Notebooks maybe the telling factor for the underdog
Intel has lost market share in the world microprocessor market to AMD – for the first time in three quarters, according to research firm iSuppli.
In numbers released June 9, iSuppli found that for the first time in three consecutive quarters, Intel’s market share declined by 2.5 percent, to 79.1 percent in the first quarter. During that same period, rival Advanced Micro Devices saw its market share rise 2.3 points, to 12.8 percent.
Overall, the global chip market — like most sectors of the technology industry — was hit hard by the worldwide recession, which drove down revenues by 20.6 percent in the first quarter, to $6.9 billion, according to iSuppli. During the same period last year, revenues hit $8.6 billion. Projections for the year call for revenues to decline 15.8 percent, to $28.6 billion, down from $34 billion in 2008.
The market numbers include not only the x86 processor space, but other platforms as well, such as RISC processors.
Matthew Wilkins, an iSuppli analyst, said AMD was able to reverse Intel’s three consecutive quarters of market share growth through “strong performances in each area of its microprocessor portfolio, particularly in its notebook products. This was an impressive feat given the economic downturn and the weakness in the PC and server markets.”
Intel was able to carry most of 2008 not only on the strength of its broad portfolio, but also on the popularity of its Atom chip, aimed at the fast-growing netbook space, according to iSuppli.
Intel and AMD have spent much of the first half of the year aggressively rolling out new products. For example, Intel in March released its Xeon 5500 Series “Nehalem EP” processors for two-socket servers. Two months later, AMD rolled out its six-core “Istanbul” Opteron for systems with two to eight sockets.

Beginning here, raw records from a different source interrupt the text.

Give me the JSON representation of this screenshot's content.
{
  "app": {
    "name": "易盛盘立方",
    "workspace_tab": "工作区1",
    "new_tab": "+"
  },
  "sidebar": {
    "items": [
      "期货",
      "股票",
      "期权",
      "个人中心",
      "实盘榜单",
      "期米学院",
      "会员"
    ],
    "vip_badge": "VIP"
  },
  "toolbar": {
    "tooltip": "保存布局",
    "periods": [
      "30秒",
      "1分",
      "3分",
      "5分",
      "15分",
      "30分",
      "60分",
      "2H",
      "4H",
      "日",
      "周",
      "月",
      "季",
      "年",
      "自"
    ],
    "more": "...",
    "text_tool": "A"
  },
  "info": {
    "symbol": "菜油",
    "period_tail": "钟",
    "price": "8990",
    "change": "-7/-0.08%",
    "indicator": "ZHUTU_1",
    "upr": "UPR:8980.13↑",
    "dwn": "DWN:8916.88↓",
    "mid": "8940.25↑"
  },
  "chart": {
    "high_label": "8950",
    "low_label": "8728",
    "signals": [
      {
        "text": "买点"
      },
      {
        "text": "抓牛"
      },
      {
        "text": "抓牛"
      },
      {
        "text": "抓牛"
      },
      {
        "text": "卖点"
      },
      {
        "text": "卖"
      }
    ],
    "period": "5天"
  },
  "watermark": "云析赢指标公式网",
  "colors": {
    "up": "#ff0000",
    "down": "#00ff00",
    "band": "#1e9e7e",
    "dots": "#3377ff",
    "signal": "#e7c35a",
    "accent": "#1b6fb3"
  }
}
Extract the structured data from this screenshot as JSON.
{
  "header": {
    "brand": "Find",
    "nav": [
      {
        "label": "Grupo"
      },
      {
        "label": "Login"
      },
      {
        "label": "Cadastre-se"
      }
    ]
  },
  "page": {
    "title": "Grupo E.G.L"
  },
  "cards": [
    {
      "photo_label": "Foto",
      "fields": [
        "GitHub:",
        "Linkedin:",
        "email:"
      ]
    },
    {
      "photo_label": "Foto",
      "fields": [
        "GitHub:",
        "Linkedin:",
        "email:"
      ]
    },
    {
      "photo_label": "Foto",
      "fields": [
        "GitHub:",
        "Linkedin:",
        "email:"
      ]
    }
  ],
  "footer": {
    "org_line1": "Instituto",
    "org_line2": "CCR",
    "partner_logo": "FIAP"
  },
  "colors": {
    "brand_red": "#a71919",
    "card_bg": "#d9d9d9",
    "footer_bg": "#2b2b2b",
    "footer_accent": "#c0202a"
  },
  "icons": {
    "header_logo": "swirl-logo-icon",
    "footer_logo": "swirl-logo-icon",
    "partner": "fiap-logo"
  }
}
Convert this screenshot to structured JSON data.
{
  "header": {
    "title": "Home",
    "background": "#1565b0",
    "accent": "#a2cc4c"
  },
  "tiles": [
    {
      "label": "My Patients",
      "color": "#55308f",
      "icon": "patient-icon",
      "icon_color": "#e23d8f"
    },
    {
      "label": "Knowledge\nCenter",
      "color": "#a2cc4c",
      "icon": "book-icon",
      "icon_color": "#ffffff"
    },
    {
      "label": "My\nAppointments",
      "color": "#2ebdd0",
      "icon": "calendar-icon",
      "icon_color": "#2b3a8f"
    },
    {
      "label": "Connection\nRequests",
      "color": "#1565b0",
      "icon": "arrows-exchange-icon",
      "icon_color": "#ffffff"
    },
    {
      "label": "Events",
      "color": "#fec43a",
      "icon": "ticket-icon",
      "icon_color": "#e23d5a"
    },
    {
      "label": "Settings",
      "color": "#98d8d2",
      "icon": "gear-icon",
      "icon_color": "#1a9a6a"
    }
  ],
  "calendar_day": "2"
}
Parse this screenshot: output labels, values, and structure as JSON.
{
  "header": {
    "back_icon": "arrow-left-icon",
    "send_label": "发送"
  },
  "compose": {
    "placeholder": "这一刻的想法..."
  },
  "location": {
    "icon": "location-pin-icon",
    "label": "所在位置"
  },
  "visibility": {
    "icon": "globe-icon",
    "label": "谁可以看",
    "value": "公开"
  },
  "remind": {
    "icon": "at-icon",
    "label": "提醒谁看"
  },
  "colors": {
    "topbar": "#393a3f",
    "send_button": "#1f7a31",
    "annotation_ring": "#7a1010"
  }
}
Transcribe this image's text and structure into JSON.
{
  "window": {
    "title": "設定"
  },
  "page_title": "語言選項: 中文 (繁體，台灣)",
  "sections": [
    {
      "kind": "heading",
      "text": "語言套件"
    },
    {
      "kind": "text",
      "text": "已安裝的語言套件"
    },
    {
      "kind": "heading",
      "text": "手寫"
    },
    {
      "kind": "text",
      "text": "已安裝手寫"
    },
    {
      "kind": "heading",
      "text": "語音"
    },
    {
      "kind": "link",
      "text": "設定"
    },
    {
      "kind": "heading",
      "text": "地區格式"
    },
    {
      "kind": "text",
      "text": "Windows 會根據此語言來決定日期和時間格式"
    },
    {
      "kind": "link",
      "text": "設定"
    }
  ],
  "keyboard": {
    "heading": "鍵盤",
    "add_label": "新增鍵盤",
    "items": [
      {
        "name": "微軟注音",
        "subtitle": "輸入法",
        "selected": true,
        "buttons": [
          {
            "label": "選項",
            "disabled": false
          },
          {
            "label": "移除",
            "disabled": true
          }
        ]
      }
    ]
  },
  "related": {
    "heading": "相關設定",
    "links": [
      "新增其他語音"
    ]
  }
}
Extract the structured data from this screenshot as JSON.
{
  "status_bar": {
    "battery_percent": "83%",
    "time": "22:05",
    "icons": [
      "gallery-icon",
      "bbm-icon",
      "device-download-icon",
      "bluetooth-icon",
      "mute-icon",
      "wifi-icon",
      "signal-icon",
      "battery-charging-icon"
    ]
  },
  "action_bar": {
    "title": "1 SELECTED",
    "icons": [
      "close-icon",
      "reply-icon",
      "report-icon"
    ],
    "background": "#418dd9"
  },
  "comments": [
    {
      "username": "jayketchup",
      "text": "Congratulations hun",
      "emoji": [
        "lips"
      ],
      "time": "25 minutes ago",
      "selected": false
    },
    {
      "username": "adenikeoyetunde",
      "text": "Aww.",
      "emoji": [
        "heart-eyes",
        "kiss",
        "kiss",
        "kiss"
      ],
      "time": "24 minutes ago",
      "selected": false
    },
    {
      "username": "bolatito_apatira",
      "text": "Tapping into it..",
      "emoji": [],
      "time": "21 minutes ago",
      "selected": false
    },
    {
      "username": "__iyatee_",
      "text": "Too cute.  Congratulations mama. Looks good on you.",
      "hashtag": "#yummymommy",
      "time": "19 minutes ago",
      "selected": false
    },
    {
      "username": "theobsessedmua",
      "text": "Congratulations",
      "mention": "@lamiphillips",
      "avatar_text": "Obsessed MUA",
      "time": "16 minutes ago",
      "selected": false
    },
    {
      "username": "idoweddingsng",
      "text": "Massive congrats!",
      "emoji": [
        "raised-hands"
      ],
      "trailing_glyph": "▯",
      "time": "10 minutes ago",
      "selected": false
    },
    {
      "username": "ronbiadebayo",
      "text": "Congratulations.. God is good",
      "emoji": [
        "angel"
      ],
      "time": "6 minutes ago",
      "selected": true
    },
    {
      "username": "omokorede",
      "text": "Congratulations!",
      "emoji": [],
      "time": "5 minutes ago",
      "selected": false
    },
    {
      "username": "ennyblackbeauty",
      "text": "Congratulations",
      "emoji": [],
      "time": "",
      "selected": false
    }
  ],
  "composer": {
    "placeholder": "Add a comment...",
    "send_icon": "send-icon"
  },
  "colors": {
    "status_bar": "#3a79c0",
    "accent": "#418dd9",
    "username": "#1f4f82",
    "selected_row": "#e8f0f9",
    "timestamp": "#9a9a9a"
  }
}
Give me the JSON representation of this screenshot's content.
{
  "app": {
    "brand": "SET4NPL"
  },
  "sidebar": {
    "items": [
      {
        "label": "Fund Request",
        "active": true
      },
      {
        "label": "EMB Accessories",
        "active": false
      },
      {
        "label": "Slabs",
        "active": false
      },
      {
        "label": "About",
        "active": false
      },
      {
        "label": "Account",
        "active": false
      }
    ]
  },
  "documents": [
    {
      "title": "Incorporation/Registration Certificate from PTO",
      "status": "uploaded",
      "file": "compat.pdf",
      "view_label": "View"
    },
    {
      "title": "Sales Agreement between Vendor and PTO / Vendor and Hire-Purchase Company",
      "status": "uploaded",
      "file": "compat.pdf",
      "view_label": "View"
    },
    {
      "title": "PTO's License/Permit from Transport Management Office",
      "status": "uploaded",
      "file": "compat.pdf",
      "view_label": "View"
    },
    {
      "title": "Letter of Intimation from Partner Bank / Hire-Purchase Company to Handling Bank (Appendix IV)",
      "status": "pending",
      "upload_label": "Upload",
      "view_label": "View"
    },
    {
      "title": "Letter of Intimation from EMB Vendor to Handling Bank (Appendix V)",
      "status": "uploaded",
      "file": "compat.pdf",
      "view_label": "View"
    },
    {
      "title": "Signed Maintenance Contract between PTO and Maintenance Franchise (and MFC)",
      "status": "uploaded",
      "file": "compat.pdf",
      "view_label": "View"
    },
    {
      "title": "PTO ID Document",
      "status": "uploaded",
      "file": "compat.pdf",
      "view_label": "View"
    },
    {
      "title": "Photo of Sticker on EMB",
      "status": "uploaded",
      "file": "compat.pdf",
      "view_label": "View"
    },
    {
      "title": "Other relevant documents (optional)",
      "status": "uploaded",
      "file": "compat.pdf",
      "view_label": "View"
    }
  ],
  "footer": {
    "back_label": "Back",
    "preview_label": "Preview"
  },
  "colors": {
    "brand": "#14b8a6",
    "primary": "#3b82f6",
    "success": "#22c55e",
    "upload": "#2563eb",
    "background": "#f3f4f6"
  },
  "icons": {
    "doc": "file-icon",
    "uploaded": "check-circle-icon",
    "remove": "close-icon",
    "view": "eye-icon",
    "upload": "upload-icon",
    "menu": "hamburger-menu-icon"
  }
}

The rivalry between the two was heightened in late May when the European Commission found that Intel had violated antitrust regulations through rebates and direct payments to OEMs, including Hewlett-Packard and Dell. European regulators fined Intel $1.45 billion, but Intel officials said they will appeal the decision.
AMD officials applauded the EC’s actions, saying that Intel had used its size to unfairly quash competition.